The Federal Aviation Administration has issued a new Airworthiness Directive (AD) covering more than 10,000 Boeing 737 airplanes of all model types after several reports of a faulty pressure switch in the cockpit. There are approximately 2,500 737’s registered in the United States and more than 9,000 registered in other countries. While the FAA has no authority to order such an AD in foreign countries, most countries follow FAA directives.
After receiving several reports of faulty cabin altitude pressure switches on different models of the Boeing 737 airplane, Boeing launched an investigation. The FAA requires two switches in the cockpit for redundancy, however in several instances, both were found to be faulty. Following Boeing’s investigation, Boeing determined in November of 2020 that this was not a safety issue.
The cabin altitude press switches are designed to alert the flight crew if cabin pressure exceeds 8,000 feet. At 10,000 feet some people can begin to experience hypoxia and even loss of consciousness. A notable example of this was in 2005 when the Greek airline Helios flight 522 crashed after the crew and passengers suffered hypoxia. All 121 on board died in the crash. A subsequent investigation found that the airplane suffered a pressurization problem and everyone died from lack of oxygen.
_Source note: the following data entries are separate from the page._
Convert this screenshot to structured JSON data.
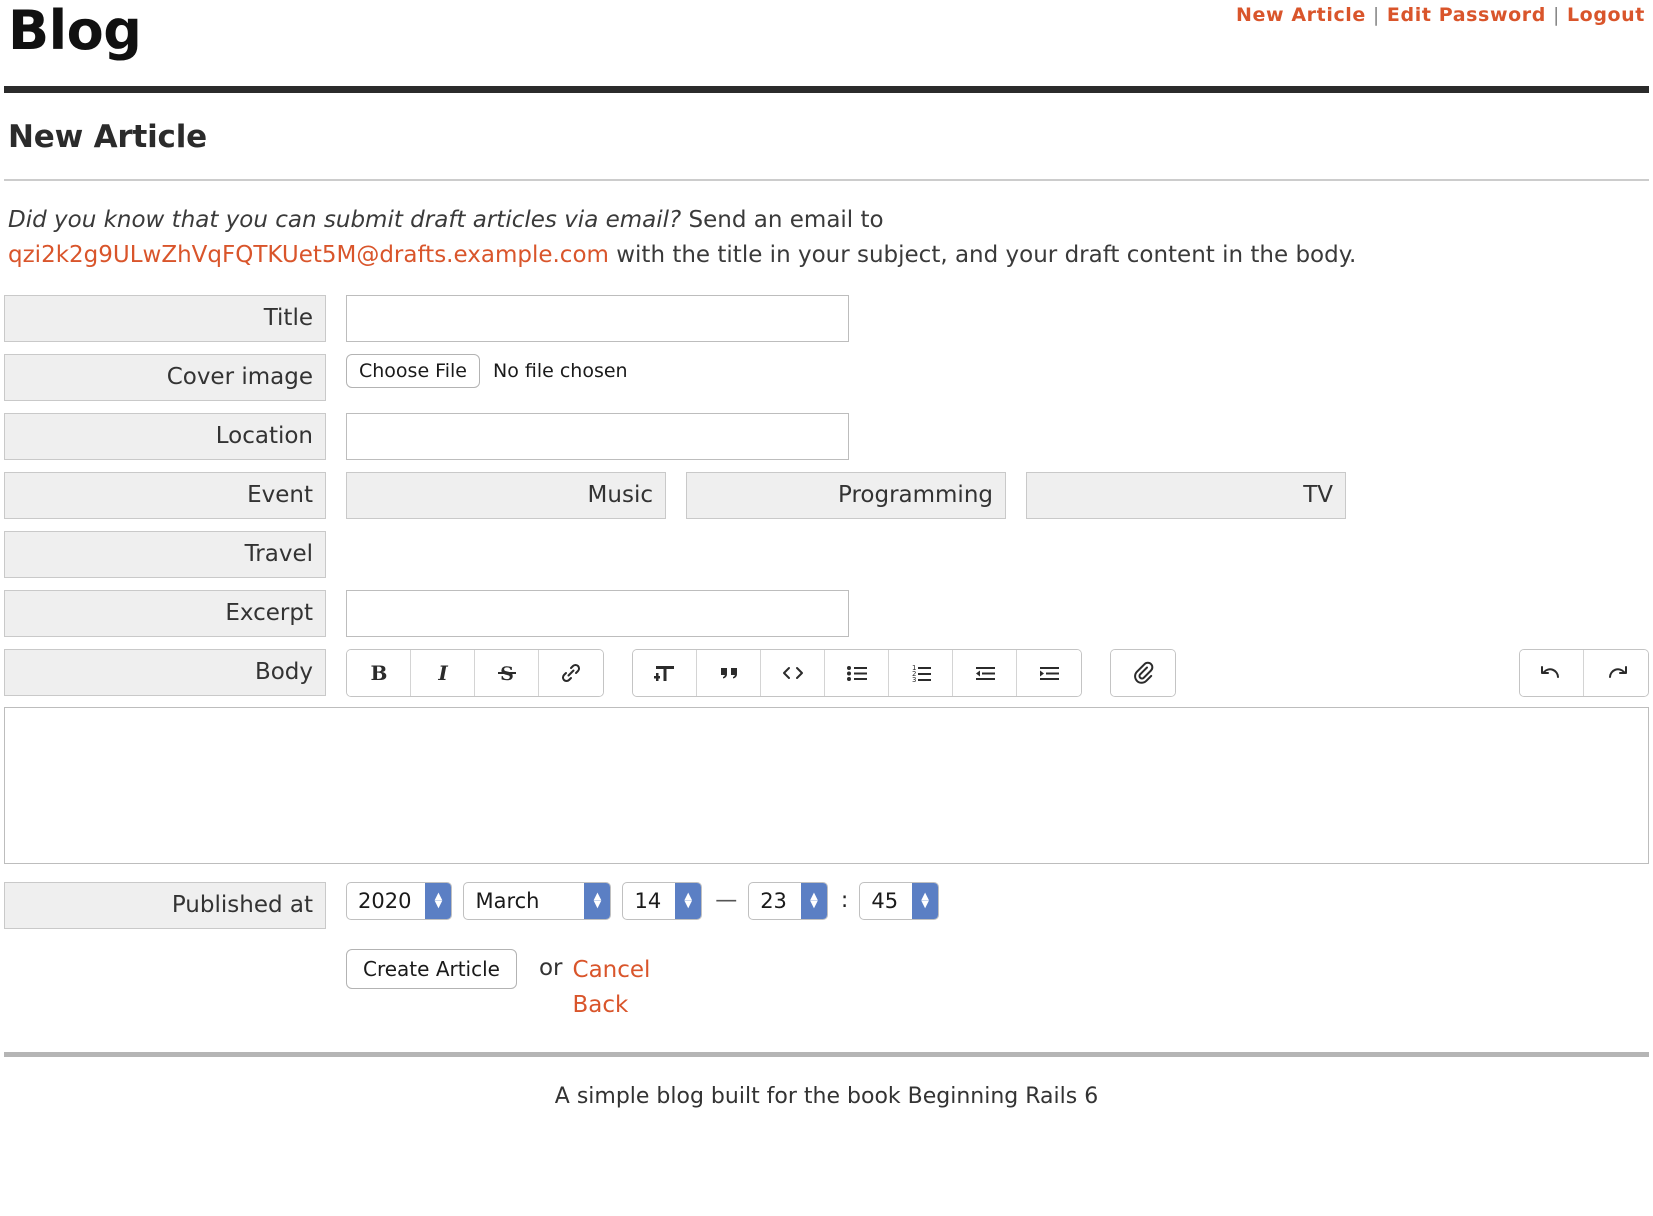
{
  "topnav": {
    "links": [
      {
        "label": "New Article",
        "name": "nav-new-article"
      },
      {
        "label": "Edit Password",
        "name": "nav-edit-password"
      },
      {
        "label": "Logout",
        "name": "nav-logout"
      }
    ],
    "separator": "|"
  },
  "site": {
    "title": "Blog"
  },
  "page": {
    "heading": "New Article"
  },
  "notice": {
    "lead": "Did you know that you can submit draft articles via email?",
    "after_lead": " Send an email to",
    "email": "qzi2k2g9ULwZhVqFQTKUet5M@drafts.example.com",
    "tail": " with the title in your subject, and your draft content in the body."
  },
  "form": {
    "title": {
      "label": "Title",
      "value": "",
      "placeholder": ""
    },
    "cover_image": {
      "label": "Cover image",
      "button_label": "Choose File",
      "status": "No file chosen"
    },
    "location": {
      "label": "Location",
      "value": "",
      "placeholder": ""
    },
    "categories": {
      "row1": [
        {
          "label": "Event",
          "checked": false
        },
        {
          "label": "Music",
          "checked": false
        },
        {
          "label": "Programming",
          "checked": false
        },
        {
          "label": "TV",
          "checked": false
        }
      ],
      "row2": [
        {
          "label": "Travel",
          "checked": false
        }
      ]
    },
    "excerpt": {
      "label": "Excerpt",
      "value": "",
      "placeholder": ""
    },
    "body": {
      "label": "Body",
      "content": "",
      "toolbar": {
        "group1": [
          {
            "icon": "bold-icon",
            "label": "Bold"
          },
          {
            "icon": "italic-icon",
            "label": "Italic"
          },
          {
            "icon": "strikethrough-icon",
            "label": "Strikethrough"
          },
          {
            "icon": "link-icon",
            "label": "Link"
          }
        ],
        "group2": [
          {
            "icon": "heading-icon",
            "label": "Heading"
          },
          {
            "icon": "quote-icon",
            "label": "Quote"
          },
          {
            "icon": "code-icon",
            "label": "Code"
          },
          {
            "icon": "bullet-list-icon",
            "label": "Bullet List"
          },
          {
            "icon": "numbered-list-icon",
            "label": "Numbered List"
          },
          {
            "icon": "decrease-indent-icon",
            "label": "Decrease Level"
          },
          {
            "icon": "increase-indent-icon",
            "label": "Increase Level"
          }
        ],
        "group3": [
          {
            "icon": "attachment-icon",
            "label": "Attach Files"
          }
        ],
        "group4": [
          {
            "icon": "undo-icon",
            "label": "Undo"
          },
          {
            "icon": "redo-icon",
            "label": "Redo"
          }
        ]
      }
    },
    "published_at": {
      "label": "Published at",
      "year": "2020",
      "month": "March",
      "day": "14",
      "hour": "23",
      "minute": "45",
      "date_time_separator": "—",
      "time_separator": ":"
    }
  },
  "actions": {
    "submit_label": "Create Article",
    "or_text": "or",
    "cancel_label": "Cancel",
    "back_label": "Back"
  },
  "footer": {
    "text": "A simple blog built for the book Beginning Rails 6"
  },
  "colors": {
    "accent": "#d9552b",
    "label_bg": "#efefef",
    "stepper_blue": "#5b7fc4",
    "rule_dark": "#2b2b2b"
  }
}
The FAA began investigating the high rate of failure being found on both the primary and redundant secondary pressure switches and on July 15th, issued a new AD requiring operators of the 737 to conduct regular testing of the pressure switches. The design of the switches alert the crew of a pressure problem, but not if the switches themselves are not working. The FAA said the high failure rate was a substantial safety risk, but that they have not yet determined why the failures keep happening. Until a fix can be made, regular testing will be required.